5    The main reason cited for increasing reliance on captives over the next three years is to standardize processes.

Although fewer businesses cited it as a benefit that they’re realizing today, process standardization across functional areas and geographies is the main reason cited for increasing the use of captives. One-quarter will increase their use of captives to leverage increased remote working.

  Businesses will decrease their use of captives mainly because they drain management time, fail to deliver return on investment (ROI) and don’t meet with regulatory hurdles.

Two-thirds of companies reducing their use of captives will do so because they require too much management time. Many organizations also point to insufficient ROI of captives and the associated high operating costs. Regulatory challenges trouble more than half of all organizations.

  The vast majority of companies decreasing their use of captives will outsource more to external service providers (ESPs).

Of the businesses that plan to reduce their use of captives, 81% plan to outsource more to ESPs by 2023. The main reasons relate to cost: lower cost of service of ESPs, greater profitability of processes, and reduced management time and overhead.

8    Businesses offer many reasons for deciding against ESPs, including the inability to innovate and adapt, manage risk and meet expectations.

About four out of 10 businesses prefer not to outsource because ESPs are not innovative enough, and another 28% say these providers are less able to adapt to market changes. About 30% believe ESPs are too risky, with intellectual property and data protection being particular concerns.

9    The jury is out on whether the ROI on captives is better or worse than on ESPs.

Captives provide higher ROI for very large enterprises and lower ROI for smaller ones. The largest percent of businesses (38%) believe the ROI on captives and ESPs is similar, but equal numbers (31%) feel the ROI is either higher or lower. Most organizations under $1 billion believe the ROI on captives is lower than that on outsourcing, whereas companies over $10 billion think the reverse is true.

10    About 40% of companies would sell their captives to an ESP.

A similar percentage would not, while the remainder are on the fence. The percentage of those willing to sell is higher for smaller businesses (43%). Companies in Europe and South Africa are more prone to want to sell.

11    The most common reason that companies want to sell their captives is because they take up too much management time (67% cite that reason).

Other cost-related issues are often cited — for example, more than 40% note opportunity cost. A large minority of businesses would sell to reduce capital expenditures or generate capital.

12    Reasons not to sell captives run the gamut — from cost and quality of service, to inability to innovate and provide a career path for employees.

About four in 10 businesses say ESPs cannot deliver the cost or quality of service needed, nor can they provide attractive career paths. One-third mention poorer innovation, business continuity, resilience and cybersecurity.

13    Of businesses interested in selling, almost half want to sell their procurement captives.

A similar percentage would like to dispose of captives that handle supply chain management, while sales and accounts-payable captives are farther down the list.

14    More than half of companies expect to have less captive capacity by 2023.

Larger enterprises are less prone to reduce capacity.
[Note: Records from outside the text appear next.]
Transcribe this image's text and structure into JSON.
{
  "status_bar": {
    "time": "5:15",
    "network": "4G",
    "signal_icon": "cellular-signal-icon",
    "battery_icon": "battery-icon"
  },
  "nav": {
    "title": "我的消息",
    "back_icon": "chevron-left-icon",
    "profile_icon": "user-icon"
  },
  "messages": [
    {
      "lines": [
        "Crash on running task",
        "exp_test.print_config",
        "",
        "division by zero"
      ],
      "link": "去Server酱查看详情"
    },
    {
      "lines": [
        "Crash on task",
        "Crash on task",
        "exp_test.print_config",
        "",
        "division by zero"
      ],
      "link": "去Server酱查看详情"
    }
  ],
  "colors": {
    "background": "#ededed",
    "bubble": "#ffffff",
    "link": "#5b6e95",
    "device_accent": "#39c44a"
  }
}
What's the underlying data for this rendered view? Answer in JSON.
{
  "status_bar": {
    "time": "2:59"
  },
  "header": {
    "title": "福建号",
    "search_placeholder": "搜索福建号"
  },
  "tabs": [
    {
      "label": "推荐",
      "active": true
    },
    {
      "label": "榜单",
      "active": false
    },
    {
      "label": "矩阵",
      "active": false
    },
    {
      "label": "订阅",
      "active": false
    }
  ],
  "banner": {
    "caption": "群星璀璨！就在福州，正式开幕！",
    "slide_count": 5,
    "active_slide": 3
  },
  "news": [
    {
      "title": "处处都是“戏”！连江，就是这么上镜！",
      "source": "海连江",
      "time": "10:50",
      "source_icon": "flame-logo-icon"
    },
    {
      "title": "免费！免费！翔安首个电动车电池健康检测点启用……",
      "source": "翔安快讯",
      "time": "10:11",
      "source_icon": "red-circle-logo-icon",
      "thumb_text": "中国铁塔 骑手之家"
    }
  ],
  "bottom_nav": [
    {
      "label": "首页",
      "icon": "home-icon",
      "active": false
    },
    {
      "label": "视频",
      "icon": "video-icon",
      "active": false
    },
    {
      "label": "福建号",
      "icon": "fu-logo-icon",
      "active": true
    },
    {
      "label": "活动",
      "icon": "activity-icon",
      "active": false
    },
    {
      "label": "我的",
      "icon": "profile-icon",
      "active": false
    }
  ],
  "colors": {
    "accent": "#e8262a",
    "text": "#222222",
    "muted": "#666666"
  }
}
In line with this sentiment, 48% of businesses expect to be more outsourced by 2023, while fewer expect to be less outsourced (23%) or see no change (29%).

15    Captives that draw on resources in developing countries may also be on the wane.
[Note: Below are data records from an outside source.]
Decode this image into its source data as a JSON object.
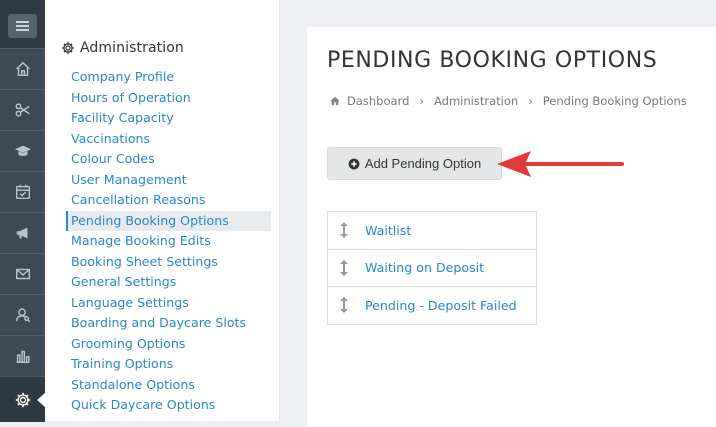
{
  "rail": {
    "items": [
      {
        "icon": "home-icon"
      },
      {
        "icon": "scissors-icon"
      },
      {
        "icon": "graduation-cap-icon"
      },
      {
        "icon": "calendar-check-icon"
      },
      {
        "icon": "megaphone-icon"
      },
      {
        "icon": "envelope-icon"
      },
      {
        "icon": "user-search-icon"
      },
      {
        "icon": "bar-chart-icon"
      },
      {
        "icon": "gear-icon",
        "active": true
      }
    ]
  },
  "subnav": {
    "title": "Administration",
    "items": [
      "Company Profile",
      "Hours of Operation",
      "Facility Capacity",
      "Vaccinations",
      "Colour Codes",
      "User Management",
      "Cancellation Reasons",
      "Pending Booking Options",
      "Manage Booking Edits",
      "Booking Sheet Settings",
      "General Settings",
      "Language Settings",
      "Boarding and Daycare Slots",
      "Grooming Options",
      "Training Options",
      "Standalone Options",
      "Quick Daycare Options"
    ],
    "active_item": "Pending Booking Options"
  },
  "main": {
    "title": "PENDING BOOKING OPTIONS",
    "breadcrumb": [
      "Dashboard",
      "Administration",
      "Pending Booking Options"
    ],
    "add_button_label": "Add Pending Option",
    "options": [
      "Waitlist",
      "Waiting on Deposit",
      "Pending - Deposit Failed"
    ]
  },
  "colors": {
    "rail": "#3b4a56",
    "link": "#2a86c8",
    "annotation_arrow": "#e03a3a"
  }
}
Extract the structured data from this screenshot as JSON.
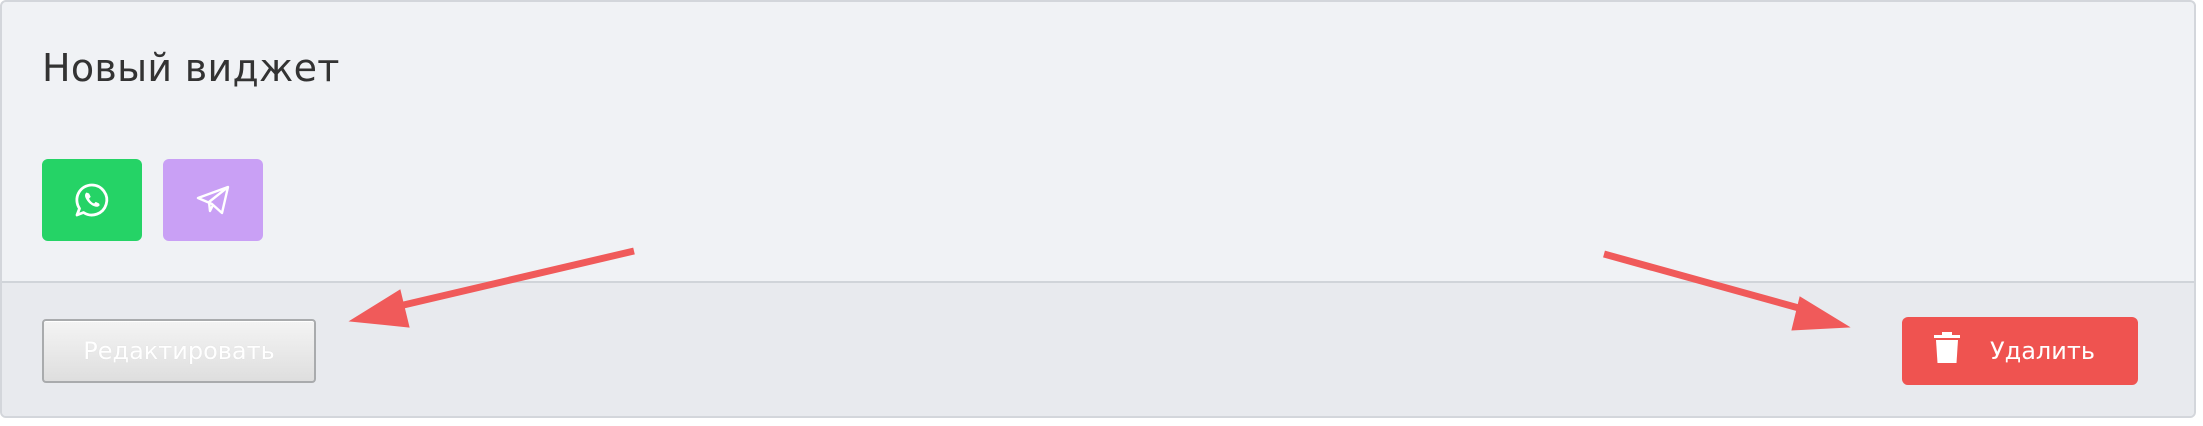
{
  "widget": {
    "title": "Новый виджет",
    "channels": [
      {
        "name": "whatsapp",
        "icon": "whatsapp-icon",
        "color": "#25d366"
      },
      {
        "name": "telegram",
        "icon": "telegram-icon",
        "color": "#c9a0f5"
      }
    ]
  },
  "footer": {
    "edit_label": "Редактировать",
    "delete_label": "Удалить",
    "delete_icon": "trash-icon",
    "delete_color": "#ef5350"
  },
  "annotations": {
    "arrow_color": "#f05a5a"
  }
}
Sentiment toward captives in such countries may be shifting. A mere 15% of businesses expect to have more headcount by 2023, while 40% expect to have less, and 45% anticipate no change. However, this view is not shared by companies with revenue over $10 billion, of which a much higher percentage (27%) expect a rise in captive headcount in developing countries.
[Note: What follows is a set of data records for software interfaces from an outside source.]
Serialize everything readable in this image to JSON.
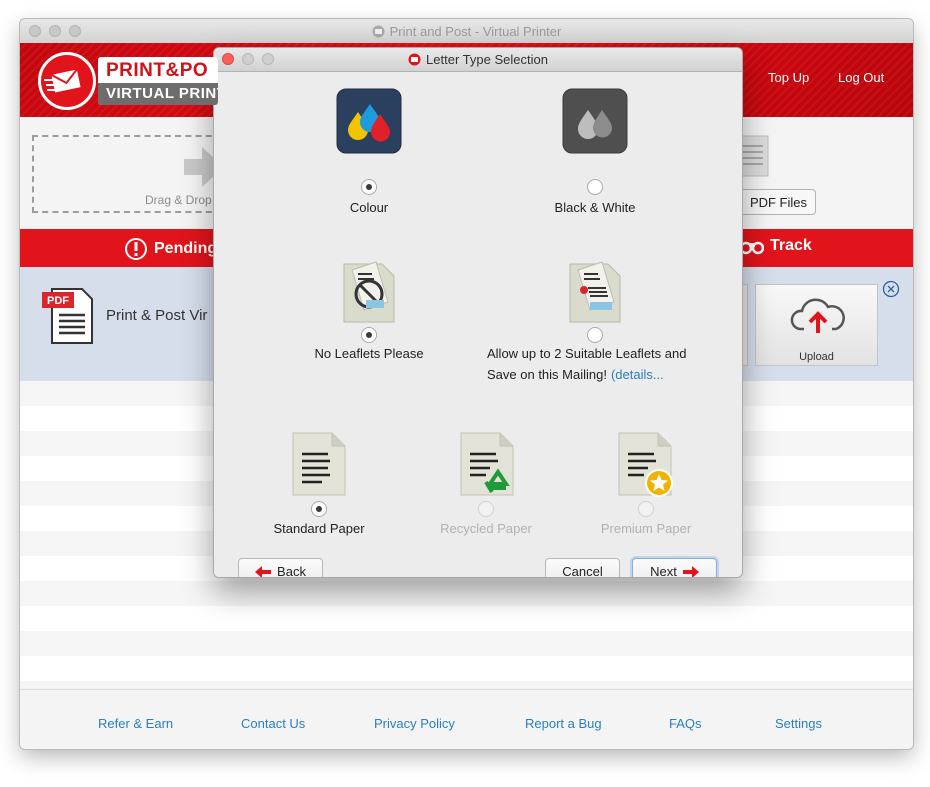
{
  "window": {
    "title": "Print and Post - Virtual Printer"
  },
  "header": {
    "logo_line1": "PRINT&PO",
    "logo_line2": "VIRTUAL PRINT",
    "top_up": "Top Up",
    "log_out": "Log Out",
    "brand_color": "#e2141b"
  },
  "toolbar": {
    "drop_label": "Drag & Drop",
    "pdf_files_label": "PDF Files"
  },
  "tabs": {
    "pending": "Pending",
    "track": "Track"
  },
  "document": {
    "title": "Print & Post Vir",
    "upload_label": "Upload"
  },
  "footer": {
    "links": [
      "Refer & Earn",
      "Contact Us",
      "Privacy Policy",
      "Report a Bug",
      "FAQs",
      "Settings"
    ],
    "link_color": "#2a7fbd"
  },
  "dialog": {
    "title": "Letter Type Selection",
    "colour_label": "Colour",
    "bw_label": "Black & White",
    "no_leaflets_label": "No Leaflets Please",
    "leaflets_label": "Allow up to 2 Suitable Leaflets and Save on this Mailing!",
    "details_link": "(details...",
    "standard_label": "Standard Paper",
    "recycled_label": "Recycled Paper",
    "premium_label": "Premium Paper",
    "back_label": "Back",
    "cancel_label": "Cancel",
    "next_label": "Next",
    "selected_colour": "Colour",
    "selected_leaflets": "No Leaflets Please",
    "selected_paper": "Standard Paper"
  }
}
To learn more, read our ebook, “Shared Service Centers: Risks & Rewards in the Time of Coronavirus,” visit Cognizant’s Center for the Future of Work or contact us.